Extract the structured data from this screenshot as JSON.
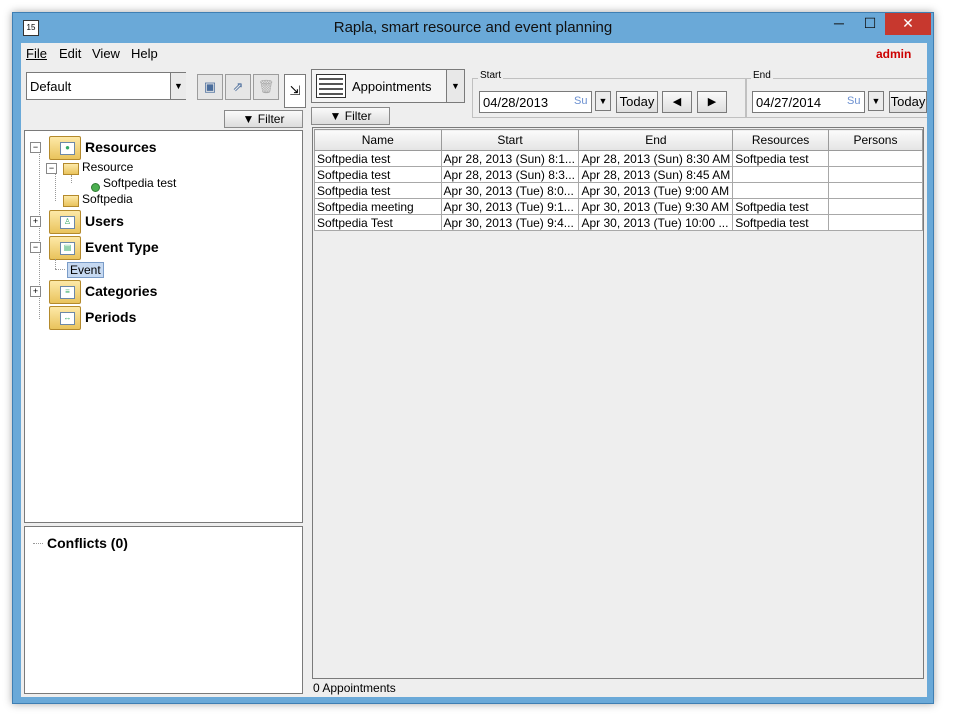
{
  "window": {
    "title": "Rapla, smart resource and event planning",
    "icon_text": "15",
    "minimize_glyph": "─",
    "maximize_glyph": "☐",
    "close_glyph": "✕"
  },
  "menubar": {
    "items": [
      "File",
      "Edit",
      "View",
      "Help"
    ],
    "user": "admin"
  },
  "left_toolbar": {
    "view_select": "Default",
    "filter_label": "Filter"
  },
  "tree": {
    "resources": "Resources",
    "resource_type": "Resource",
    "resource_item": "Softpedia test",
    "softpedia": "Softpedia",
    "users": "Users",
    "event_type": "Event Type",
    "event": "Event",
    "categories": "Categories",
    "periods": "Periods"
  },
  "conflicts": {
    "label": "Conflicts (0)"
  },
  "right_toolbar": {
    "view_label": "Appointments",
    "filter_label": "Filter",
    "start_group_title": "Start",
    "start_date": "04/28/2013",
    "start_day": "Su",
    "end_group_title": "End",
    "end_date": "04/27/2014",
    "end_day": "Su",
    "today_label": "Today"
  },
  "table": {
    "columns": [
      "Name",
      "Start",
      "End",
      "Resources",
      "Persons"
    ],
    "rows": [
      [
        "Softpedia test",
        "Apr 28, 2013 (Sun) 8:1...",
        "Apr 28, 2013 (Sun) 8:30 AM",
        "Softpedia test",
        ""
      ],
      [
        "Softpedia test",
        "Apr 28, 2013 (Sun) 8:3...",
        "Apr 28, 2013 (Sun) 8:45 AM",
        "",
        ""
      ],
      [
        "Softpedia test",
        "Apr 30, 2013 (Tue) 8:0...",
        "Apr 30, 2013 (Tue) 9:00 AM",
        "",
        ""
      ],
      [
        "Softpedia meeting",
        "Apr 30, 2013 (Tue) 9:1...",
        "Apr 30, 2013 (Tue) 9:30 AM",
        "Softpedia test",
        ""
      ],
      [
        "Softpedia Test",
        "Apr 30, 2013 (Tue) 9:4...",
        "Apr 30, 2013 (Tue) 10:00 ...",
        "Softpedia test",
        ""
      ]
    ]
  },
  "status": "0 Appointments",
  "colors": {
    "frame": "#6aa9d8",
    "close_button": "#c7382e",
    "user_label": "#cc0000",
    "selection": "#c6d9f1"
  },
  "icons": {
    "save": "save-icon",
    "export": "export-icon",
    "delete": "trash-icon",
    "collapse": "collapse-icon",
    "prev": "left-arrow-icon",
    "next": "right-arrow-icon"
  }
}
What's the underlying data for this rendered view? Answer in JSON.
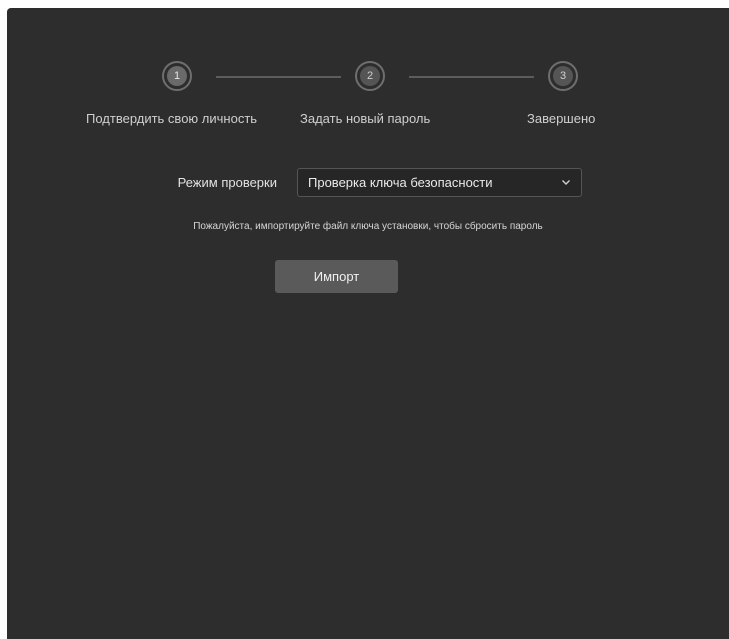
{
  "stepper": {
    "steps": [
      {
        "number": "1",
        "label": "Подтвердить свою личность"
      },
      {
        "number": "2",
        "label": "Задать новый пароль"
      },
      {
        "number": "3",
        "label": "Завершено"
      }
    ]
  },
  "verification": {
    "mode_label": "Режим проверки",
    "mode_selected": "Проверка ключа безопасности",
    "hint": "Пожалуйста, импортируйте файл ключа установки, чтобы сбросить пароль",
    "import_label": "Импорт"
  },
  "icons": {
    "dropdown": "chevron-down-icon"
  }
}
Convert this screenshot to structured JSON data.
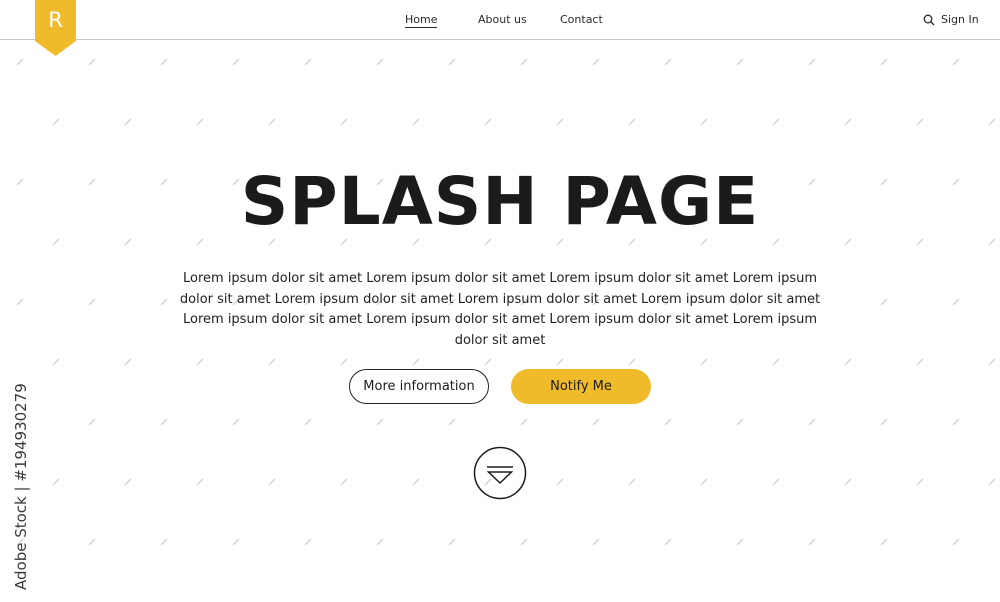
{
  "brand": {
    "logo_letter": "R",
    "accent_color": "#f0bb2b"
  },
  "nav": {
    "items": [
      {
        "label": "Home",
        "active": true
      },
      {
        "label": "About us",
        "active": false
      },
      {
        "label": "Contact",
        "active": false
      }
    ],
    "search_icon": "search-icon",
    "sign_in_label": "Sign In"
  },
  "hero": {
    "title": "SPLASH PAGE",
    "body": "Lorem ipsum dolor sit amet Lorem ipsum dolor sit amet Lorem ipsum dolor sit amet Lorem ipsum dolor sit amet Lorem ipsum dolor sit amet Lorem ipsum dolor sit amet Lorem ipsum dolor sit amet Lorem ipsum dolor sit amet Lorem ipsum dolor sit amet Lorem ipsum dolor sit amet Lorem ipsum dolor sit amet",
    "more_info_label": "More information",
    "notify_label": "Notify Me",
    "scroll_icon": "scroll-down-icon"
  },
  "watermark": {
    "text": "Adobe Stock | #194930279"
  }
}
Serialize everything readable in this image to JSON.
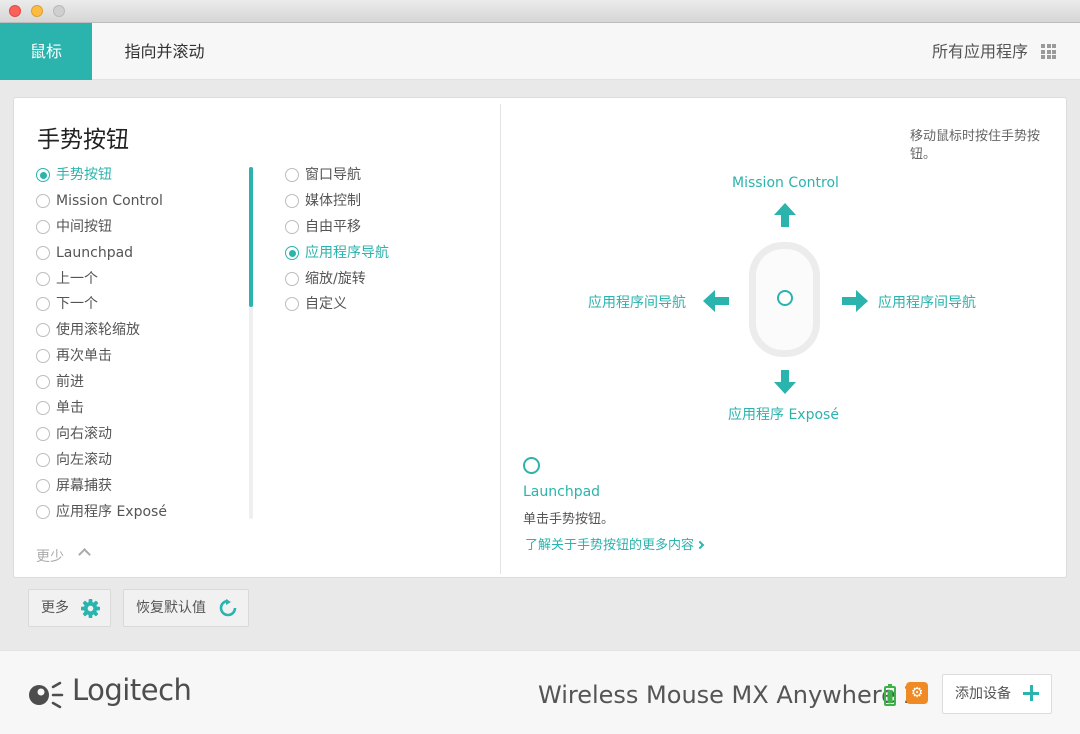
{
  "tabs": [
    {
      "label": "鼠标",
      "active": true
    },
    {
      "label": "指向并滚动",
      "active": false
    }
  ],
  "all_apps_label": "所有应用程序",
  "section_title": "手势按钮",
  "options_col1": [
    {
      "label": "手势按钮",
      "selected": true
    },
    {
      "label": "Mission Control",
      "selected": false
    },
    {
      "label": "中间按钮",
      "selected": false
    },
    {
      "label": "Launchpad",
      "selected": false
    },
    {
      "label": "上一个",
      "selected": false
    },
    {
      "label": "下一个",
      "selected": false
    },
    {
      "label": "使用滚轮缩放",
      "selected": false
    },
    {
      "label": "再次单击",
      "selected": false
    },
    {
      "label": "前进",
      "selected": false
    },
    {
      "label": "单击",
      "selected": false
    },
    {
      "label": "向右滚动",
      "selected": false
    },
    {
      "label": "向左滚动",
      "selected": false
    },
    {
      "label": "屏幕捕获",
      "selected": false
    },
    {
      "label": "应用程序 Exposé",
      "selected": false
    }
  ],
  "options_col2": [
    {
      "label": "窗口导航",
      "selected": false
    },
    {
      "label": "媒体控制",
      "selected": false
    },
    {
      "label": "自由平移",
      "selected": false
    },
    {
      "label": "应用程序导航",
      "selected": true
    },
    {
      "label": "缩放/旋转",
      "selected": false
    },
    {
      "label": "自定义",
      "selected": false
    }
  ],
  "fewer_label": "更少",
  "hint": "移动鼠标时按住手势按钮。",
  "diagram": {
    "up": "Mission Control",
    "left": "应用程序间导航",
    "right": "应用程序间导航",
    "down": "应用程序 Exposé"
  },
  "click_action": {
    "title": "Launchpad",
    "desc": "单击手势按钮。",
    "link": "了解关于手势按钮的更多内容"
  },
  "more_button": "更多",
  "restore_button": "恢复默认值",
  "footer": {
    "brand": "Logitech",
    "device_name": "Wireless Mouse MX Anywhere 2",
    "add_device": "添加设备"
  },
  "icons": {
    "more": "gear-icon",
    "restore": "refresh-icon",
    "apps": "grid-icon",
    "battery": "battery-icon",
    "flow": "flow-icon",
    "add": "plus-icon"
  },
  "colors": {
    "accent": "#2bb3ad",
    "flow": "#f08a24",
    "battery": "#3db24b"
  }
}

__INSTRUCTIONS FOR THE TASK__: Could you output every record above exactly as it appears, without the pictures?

__SOLUTION FOR THIS TASK__:
Extract the structured data from this screenshot as JSON.
{
  "window": {
    "title": "Rapla, smart resource and event planning",
    "icon_text": "15",
    "minimize_glyph": "─",
    "maximize_glyph": "☐",
    "close_glyph": "✕"
  },
  "menubar": {
    "items": [
      "File",
      "Edit",
      "View",
      "Help"
    ],
    "user": "admin"
  },
  "left_toolbar": {
    "view_select": "Default",
    "filter_label": "Filter"
  },
  "tree": {
    "resources": "Resources",
    "resource_type": "Resource",
    "resource_item": "Softpedia test",
    "softpedia": "Softpedia",
    "users": "Users",
    "event_type": "Event Type",
    "event": "Event",
    "categories": "Categories",
    "periods": "Periods"
  },
  "conflicts": {
    "label": "Conflicts (0)"
  },
  "right_toolbar": {
    "view_label": "Appointments",
    "filter_label": "Filter",
    "start_group_title": "Start",
    "start_date": "04/28/2013",
    "start_day": "Su",
    "end_group_title": "End",
    "end_date": "04/27/2014",
    "end_day": "Su",
    "today_label": "Today"
  },
  "table": {
    "columns": [
      "Name",
      "Start",
      "End",
      "Resources",
      "Persons"
    ],
    "rows": [
      [
        "Softpedia test",
        "Apr 28, 2013 (Sun) 8:1...",
        "Apr 28, 2013 (Sun) 8:30 AM",
        "Softpedia test",
        ""
      ],
      [
        "Softpedia test",
        "Apr 28, 2013 (Sun) 8:3...",
        "Apr 28, 2013 (Sun) 8:45 AM",
        "",
        ""
      ],
      [
        "Softpedia test",
        "Apr 30, 2013 (Tue) 8:0...",
        "Apr 30, 2013 (Tue) 9:00 AM",
        "",
        ""
      ],
      [
        "Softpedia meeting",
        "Apr 30, 2013 (Tue) 9:1...",
        "Apr 30, 2013 (Tue) 9:30 AM",
        "Softpedia test",
        ""
      ],
      [
        "Softpedia Test",
        "Apr 30, 2013 (Tue) 9:4...",
        "Apr 30, 2013 (Tue) 10:00 ...",
        "Softpedia test",
        ""
      ]
    ]
  },
  "status": "0 Appointments",
  "colors": {
    "frame": "#6aa9d8",
    "close_button": "#c7382e",
    "user_label": "#cc0000",
    "selection": "#c6d9f1"
  },
  "icons": {
    "save": "save-icon",
    "export": "export-icon",
    "delete": "trash-icon",
    "collapse": "collapse-icon",
    "prev": "left-arrow-icon",
    "next": "right-arrow-icon"
  }
}
What's the underlying data for this rendered view? Answer in JSON.
{
  "stepper": {
    "steps": [
      {
        "number": "1",
        "label": "Подтвердить свою личность"
      },
      {
        "number": "2",
        "label": "Задать новый пароль"
      },
      {
        "number": "3",
        "label": "Завершено"
      }
    ]
  },
  "verification": {
    "mode_label": "Режим проверки",
    "mode_selected": "Проверка ключа безопасности",
    "hint": "Пожалуйста, импортируйте файл ключа установки, чтобы сбросить пароль",
    "import_label": "Импорт"
  },
  "icons": {
    "dropdown": "chevron-down-icon"
  }
}
Convert this screenshot to structured JSON data.
{
  "brand": {
    "logo_letter": "R",
    "accent_color": "#f0bb2b"
  },
  "nav": {
    "items": [
      {
        "label": "Home",
        "active": true
      },
      {
        "label": "About us",
        "active": false
      },
      {
        "label": "Contact",
        "active": false
      }
    ],
    "search_icon": "search-icon",
    "sign_in_label": "Sign In"
  },
  "hero": {
    "title": "SPLASH PAGE",
    "body": "Lorem ipsum dolor sit amet Lorem ipsum dolor sit amet Lorem ipsum dolor sit amet Lorem ipsum dolor sit amet Lorem ipsum dolor sit amet Lorem ipsum dolor sit amet Lorem ipsum dolor sit amet Lorem ipsum dolor sit amet Lorem ipsum dolor sit amet Lorem ipsum dolor sit amet Lorem ipsum dolor sit amet",
    "more_info_label": "More information",
    "notify_label": "Notify Me",
    "scroll_icon": "scroll-down-icon"
  },
  "watermark": {
    "text": "Adobe Stock | #194930279"
  }
}
Serialize everything readable in this image to JSON.
{
  "tabs": [
    {
      "label": "鼠标",
      "active": true
    },
    {
      "label": "指向并滚动",
      "active": false
    }
  ],
  "all_apps_label": "所有应用程序",
  "section_title": "手势按钮",
  "options_col1": [
    {
      "label": "手势按钮",
      "selected": true
    },
    {
      "label": "Mission Control",
      "selected": false
    },
    {
      "label": "中间按钮",
      "selected": false
    },
    {
      "label": "Launchpad",
      "selected": false
    },
    {
      "label": "上一个",
      "selected": false
    },
    {
      "label": "下一个",
      "selected": false
    },
    {
      "label": "使用滚轮缩放",
      "selected": false
    },
    {
      "label": "再次单击",
      "selected": false
    },
    {
      "label": "前进",
      "selected": false
    },
    {
      "label": "单击",
      "selected": false
    },
    {
      "label": "向右滚动",
      "selected": false
    },
    {
      "label": "向左滚动",
      "selected": false
    },
    {
      "label": "屏幕捕获",
      "selected": false
    },
    {
      "label": "应用程序 Exposé",
      "selected": false
    }
  ],
  "options_col2": [
    {
      "label": "窗口导航",
      "selected": false
    },
    {
      "label": "媒体控制",
      "selected": false
    },
    {
      "label": "自由平移",
      "selected": false
    },
    {
      "label": "应用程序导航",
      "selected": true
    },
    {
      "label": "缩放/旋转",
      "selected": false
    },
    {
      "label": "自定义",
      "selected": false
    }
  ],
  "fewer_label": "更少",
  "hint": "移动鼠标时按住手势按钮。",
  "diagram": {
    "up": "Mission Control",
    "left": "应用程序间导航",
    "right": "应用程序间导航",
    "down": "应用程序 Exposé"
  },
  "click_action": {
    "title": "Launchpad",
    "desc": "单击手势按钮。",
    "link": "了解关于手势按钮的更多内容"
  },
  "more_button": "更多",
  "restore_button": "恢复默认值",
  "footer": {
    "brand": "Logitech",
    "device_name": "Wireless Mouse MX Anywhere 2",
    "add_device": "添加设备"
  },
  "icons": {
    "more": "gear-icon",
    "restore": "refresh-icon",
    "apps": "grid-icon",
    "battery": "battery-icon",
    "flow": "flow-icon",
    "add": "plus-icon"
  },
  "colors": {
    "accent": "#2bb3ad",
    "flow": "#f08a24",
    "battery": "#3db24b"
  }
}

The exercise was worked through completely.